> **DIRECTIONS FOR THIS TASK**
Every line holding the string "Moment" is to be copied from the entries below.

*** Opening RECORDS FOR THE EXERCISE ***

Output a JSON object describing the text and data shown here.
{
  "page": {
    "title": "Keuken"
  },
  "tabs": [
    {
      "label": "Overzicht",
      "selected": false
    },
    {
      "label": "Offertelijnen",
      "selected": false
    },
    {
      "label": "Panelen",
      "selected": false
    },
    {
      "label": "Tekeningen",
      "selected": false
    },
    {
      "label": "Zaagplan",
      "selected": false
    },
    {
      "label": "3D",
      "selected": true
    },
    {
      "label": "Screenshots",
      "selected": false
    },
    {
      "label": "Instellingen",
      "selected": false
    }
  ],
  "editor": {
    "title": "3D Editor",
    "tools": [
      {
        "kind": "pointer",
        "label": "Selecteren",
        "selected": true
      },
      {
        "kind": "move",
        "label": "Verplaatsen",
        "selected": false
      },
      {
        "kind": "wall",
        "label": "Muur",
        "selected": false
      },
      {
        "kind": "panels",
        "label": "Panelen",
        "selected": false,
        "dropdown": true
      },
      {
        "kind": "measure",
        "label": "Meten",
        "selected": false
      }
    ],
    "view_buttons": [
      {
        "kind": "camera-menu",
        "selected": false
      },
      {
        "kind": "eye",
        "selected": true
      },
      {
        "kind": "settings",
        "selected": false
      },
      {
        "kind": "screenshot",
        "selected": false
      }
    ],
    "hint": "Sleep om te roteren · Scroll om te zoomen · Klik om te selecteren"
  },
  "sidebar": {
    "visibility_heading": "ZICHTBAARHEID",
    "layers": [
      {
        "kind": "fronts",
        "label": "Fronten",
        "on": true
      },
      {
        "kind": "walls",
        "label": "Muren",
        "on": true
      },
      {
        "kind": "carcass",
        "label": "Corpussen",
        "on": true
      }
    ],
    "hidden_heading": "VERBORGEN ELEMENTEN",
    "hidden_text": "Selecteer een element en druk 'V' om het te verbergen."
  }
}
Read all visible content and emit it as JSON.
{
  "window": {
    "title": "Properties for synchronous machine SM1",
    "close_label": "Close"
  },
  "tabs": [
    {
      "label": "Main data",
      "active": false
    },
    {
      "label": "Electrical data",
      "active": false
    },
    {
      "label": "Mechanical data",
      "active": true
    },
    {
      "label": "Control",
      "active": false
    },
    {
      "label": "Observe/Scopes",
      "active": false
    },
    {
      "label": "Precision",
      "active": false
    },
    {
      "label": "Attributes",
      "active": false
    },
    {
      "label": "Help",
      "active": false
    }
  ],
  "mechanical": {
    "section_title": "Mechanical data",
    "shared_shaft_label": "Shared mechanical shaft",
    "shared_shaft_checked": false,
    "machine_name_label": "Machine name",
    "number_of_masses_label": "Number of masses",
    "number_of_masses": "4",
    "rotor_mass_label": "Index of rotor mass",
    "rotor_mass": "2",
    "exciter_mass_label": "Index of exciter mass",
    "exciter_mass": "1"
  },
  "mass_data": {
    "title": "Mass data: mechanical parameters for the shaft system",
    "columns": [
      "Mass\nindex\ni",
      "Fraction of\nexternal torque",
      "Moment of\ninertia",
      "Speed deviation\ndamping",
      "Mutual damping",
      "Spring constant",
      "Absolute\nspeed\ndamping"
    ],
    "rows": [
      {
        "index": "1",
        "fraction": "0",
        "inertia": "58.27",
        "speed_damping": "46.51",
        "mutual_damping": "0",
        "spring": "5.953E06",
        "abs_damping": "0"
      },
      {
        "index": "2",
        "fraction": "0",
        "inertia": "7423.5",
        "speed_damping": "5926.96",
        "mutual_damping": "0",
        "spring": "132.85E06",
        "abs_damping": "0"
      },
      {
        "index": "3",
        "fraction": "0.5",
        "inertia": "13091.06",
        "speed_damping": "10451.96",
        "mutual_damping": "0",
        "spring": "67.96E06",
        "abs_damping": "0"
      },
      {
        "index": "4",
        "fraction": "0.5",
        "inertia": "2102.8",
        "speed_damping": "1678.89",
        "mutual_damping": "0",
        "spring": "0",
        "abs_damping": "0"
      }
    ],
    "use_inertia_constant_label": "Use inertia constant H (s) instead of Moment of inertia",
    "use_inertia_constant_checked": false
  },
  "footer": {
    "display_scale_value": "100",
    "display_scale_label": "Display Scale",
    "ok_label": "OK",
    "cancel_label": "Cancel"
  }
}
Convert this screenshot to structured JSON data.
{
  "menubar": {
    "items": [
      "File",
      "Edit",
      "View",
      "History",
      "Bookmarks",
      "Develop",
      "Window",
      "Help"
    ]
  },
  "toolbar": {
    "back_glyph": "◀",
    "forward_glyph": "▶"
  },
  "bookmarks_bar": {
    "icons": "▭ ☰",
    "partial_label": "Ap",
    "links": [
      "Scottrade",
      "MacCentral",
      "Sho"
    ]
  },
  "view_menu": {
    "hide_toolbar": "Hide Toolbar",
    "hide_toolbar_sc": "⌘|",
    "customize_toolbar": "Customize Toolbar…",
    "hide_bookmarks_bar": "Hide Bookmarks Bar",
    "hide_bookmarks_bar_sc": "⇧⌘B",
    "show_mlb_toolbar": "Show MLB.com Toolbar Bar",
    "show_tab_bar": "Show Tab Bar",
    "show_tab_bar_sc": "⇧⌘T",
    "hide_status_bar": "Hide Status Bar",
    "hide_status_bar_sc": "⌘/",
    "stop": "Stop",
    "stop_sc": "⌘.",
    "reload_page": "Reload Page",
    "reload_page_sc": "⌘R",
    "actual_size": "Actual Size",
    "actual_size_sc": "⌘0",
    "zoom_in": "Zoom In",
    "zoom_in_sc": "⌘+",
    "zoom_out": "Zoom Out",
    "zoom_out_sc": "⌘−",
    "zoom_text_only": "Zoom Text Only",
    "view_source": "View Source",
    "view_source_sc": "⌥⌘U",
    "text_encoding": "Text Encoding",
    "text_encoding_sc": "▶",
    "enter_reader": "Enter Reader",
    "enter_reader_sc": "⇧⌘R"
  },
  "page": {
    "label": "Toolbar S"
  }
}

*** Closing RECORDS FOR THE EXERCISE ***

> **RESULT OF THE EXERCISE**
      "Moment of\ninertia",
    "use_inertia_constant_label": "Use inertia constant H (s) instead of Moment of inertia",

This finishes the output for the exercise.